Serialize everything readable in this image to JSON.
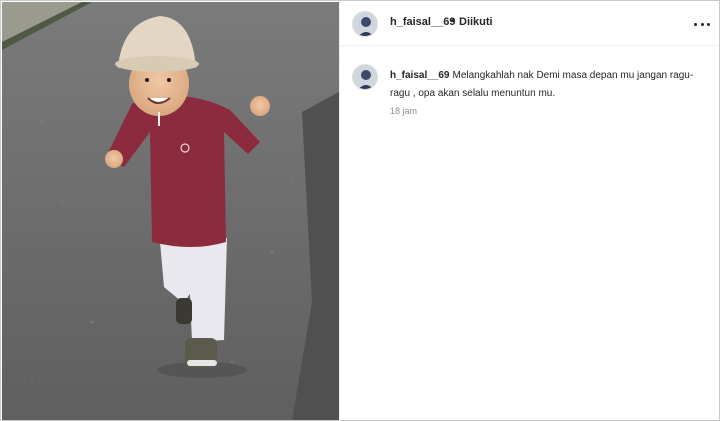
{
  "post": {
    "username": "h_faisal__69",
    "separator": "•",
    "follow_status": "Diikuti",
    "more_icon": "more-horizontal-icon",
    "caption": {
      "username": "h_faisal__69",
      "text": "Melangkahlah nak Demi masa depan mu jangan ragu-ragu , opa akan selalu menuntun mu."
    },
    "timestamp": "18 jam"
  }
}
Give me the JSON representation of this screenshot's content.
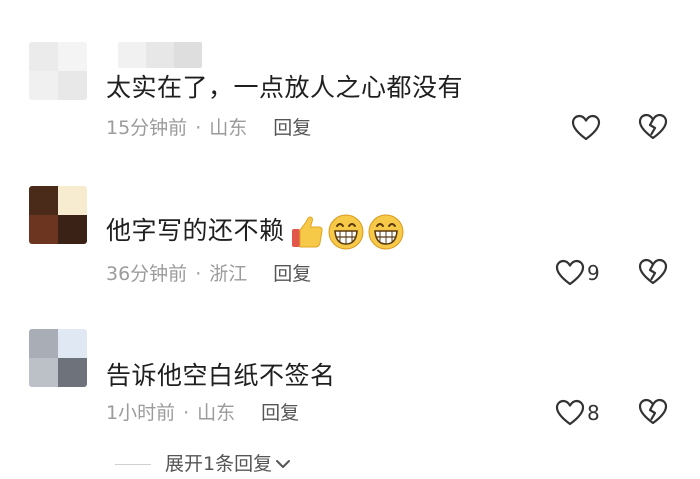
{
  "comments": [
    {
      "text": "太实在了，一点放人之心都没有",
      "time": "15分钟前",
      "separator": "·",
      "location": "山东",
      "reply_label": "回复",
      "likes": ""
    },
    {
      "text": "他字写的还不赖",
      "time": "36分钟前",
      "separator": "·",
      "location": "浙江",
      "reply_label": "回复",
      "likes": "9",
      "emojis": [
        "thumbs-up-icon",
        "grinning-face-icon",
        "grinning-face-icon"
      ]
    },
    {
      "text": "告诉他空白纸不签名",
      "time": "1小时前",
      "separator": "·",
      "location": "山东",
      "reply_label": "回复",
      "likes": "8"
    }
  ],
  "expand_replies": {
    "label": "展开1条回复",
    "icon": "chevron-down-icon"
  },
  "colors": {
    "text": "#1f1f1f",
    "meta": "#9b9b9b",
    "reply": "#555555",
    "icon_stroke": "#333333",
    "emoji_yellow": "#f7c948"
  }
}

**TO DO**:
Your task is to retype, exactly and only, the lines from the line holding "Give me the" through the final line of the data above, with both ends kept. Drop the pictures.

**PROBLEM SOLUTION**:
Give me the JSON representation of this screenshot's content.
{
  "comments": [
    {
      "text": "太实在了，一点放人之心都没有",
      "time": "15分钟前",
      "separator": "·",
      "location": "山东",
      "reply_label": "回复",
      "likes": ""
    },
    {
      "text": "他字写的还不赖",
      "time": "36分钟前",
      "separator": "·",
      "location": "浙江",
      "reply_label": "回复",
      "likes": "9",
      "emojis": [
        "thumbs-up-icon",
        "grinning-face-icon",
        "grinning-face-icon"
      ]
    },
    {
      "text": "告诉他空白纸不签名",
      "time": "1小时前",
      "separator": "·",
      "location": "山东",
      "reply_label": "回复",
      "likes": "8"
    }
  ],
  "expand_replies": {
    "label": "展开1条回复",
    "icon": "chevron-down-icon"
  },
  "colors": {
    "text": "#1f1f1f",
    "meta": "#9b9b9b",
    "reply": "#555555",
    "icon_stroke": "#333333",
    "emoji_yellow": "#f7c948"
  }
}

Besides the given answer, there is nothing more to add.